As the event came to a close, Pete Seeger and Bruce Springsteen led the crowd in a rendition of Woody Guthrie’s “This Land Is Your Land,” a song most of us think we know, but don’t — a song we love, although we might not if we knew why the song was written and what the song is really about.One of these days Habeeb is going to have to explain to us why no one ever sings the second, third, or fourth verses of "The Star Spangled Banner." I bet it's pretty nefarious.
And what the man who wrote the song was about, too.
What most Americans don’t know is that Guthrie didn’t like Irving Berlin’s “God Bless America” and wrote “This Land Is Your Land” as a rebuttal.
What most Americans also don’t know is that Guthrie didn’t like his own country and wanted to fundamentally transform it along the lines of his heroes, Marx and Lenin.
And what most Americans had never heard until that day in Washington, D.C., was a stanza that is typically left out of public presentations of “This Land Is Your Land” because it is so radical. The lines are as radical as the writer himself, who dedicated his life to the overthrow of capitalism and private-property rights.
Hope and change were in the air that cold winter day, and Seeger and Springsteen figured it was time for America to hear the rarely performed stanza.
There was a big high wall there that tried to stop me,
A great big sign there said, “private property”;
But on the back side, it didn’t say nothin’;
That side was made for you and me.
No wonder we’ve never heard that stanza.

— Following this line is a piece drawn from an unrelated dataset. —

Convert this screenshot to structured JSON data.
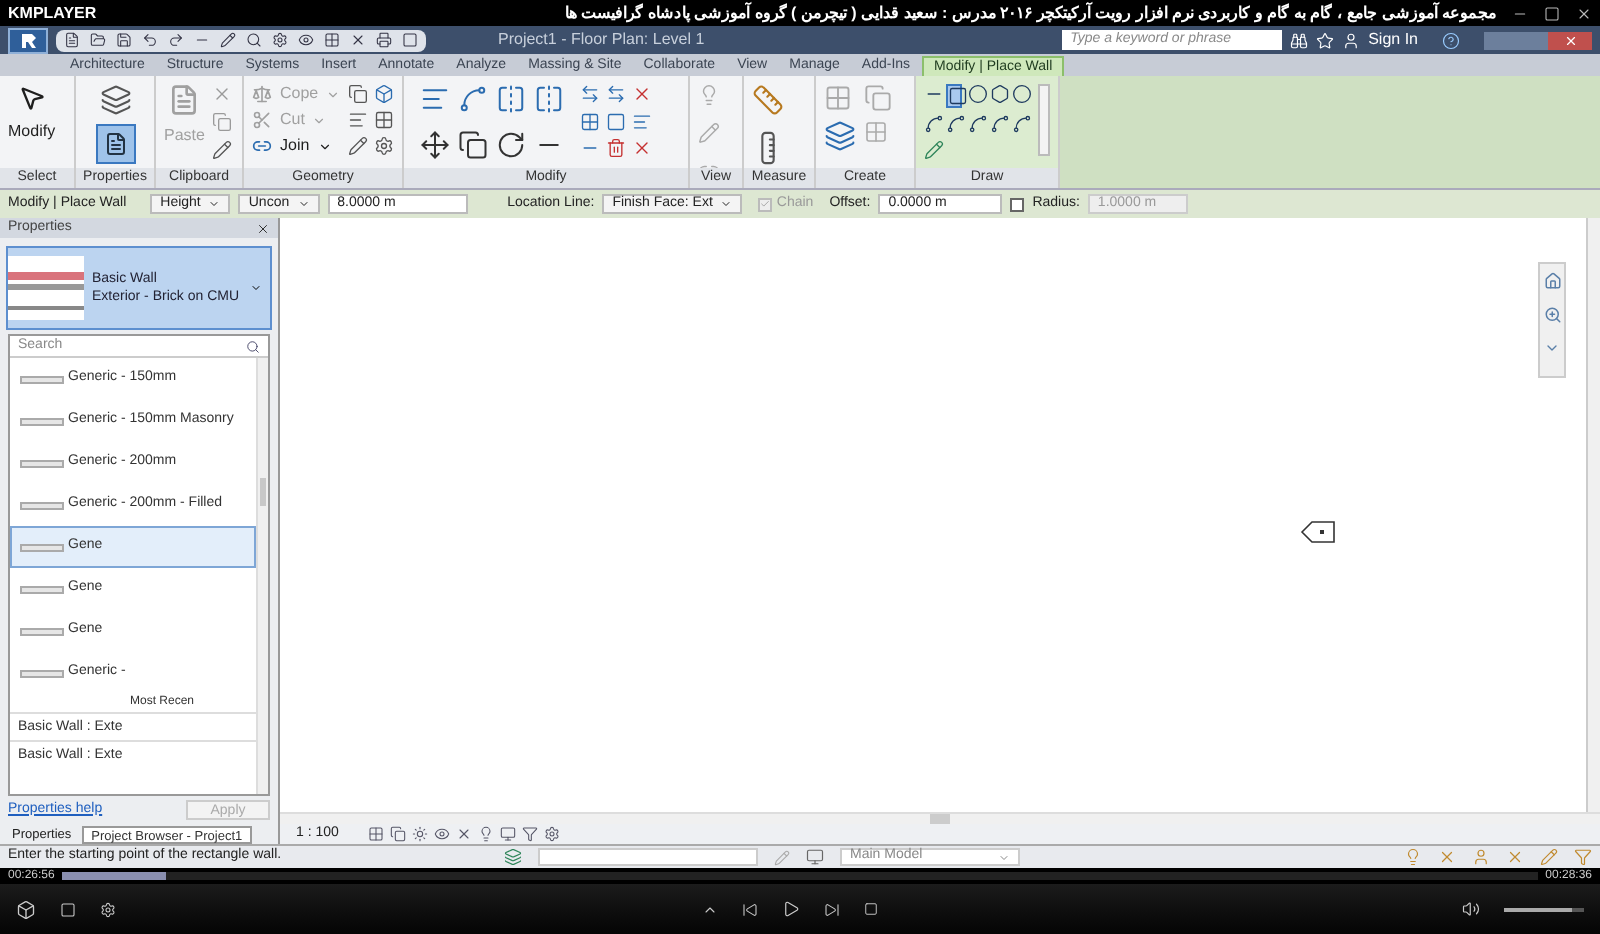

It changes Guthrie’s song from a celebration of America into a bitter indictment of a nation built on unjust private-property rights.
Then Habeeb tells us more about how Woody Guthrie was a commie, and then the old story about how the Pilgrims learned communism was no good ("and there it ended, the American experiment with collectivism") -- at great and tedious length, maybe because, dull as he is, even Habeeb began to sense that trying to lecture people out of liking music is totally insane.
But he does eventually come back to tell us who else not to like:
Guthrie was the first musical icon of the 20th century to make it cool to sing songs about the workers’ revolution, ushering in the later tunes of Phil Ochs; Joan Baez; Billy Bragg; Jackson Browne; Crosby, Stills and Nash; Green Day; and the Clash.It no longer shocks me that such freaks at Habeeb exist, but I'm still not sure why venues such as National Review promote them instead of locking them in the attic. Aren't they interested in attracting normal people, who would recoil instinctively from anyone who buttonholed them in real life and started yelling, "You have to stop liking 'Suite: Judy Blue Eyes,' it's communist -- the Pilgrims knew"? Maybe they're given up, and want only a saving remnant of loons.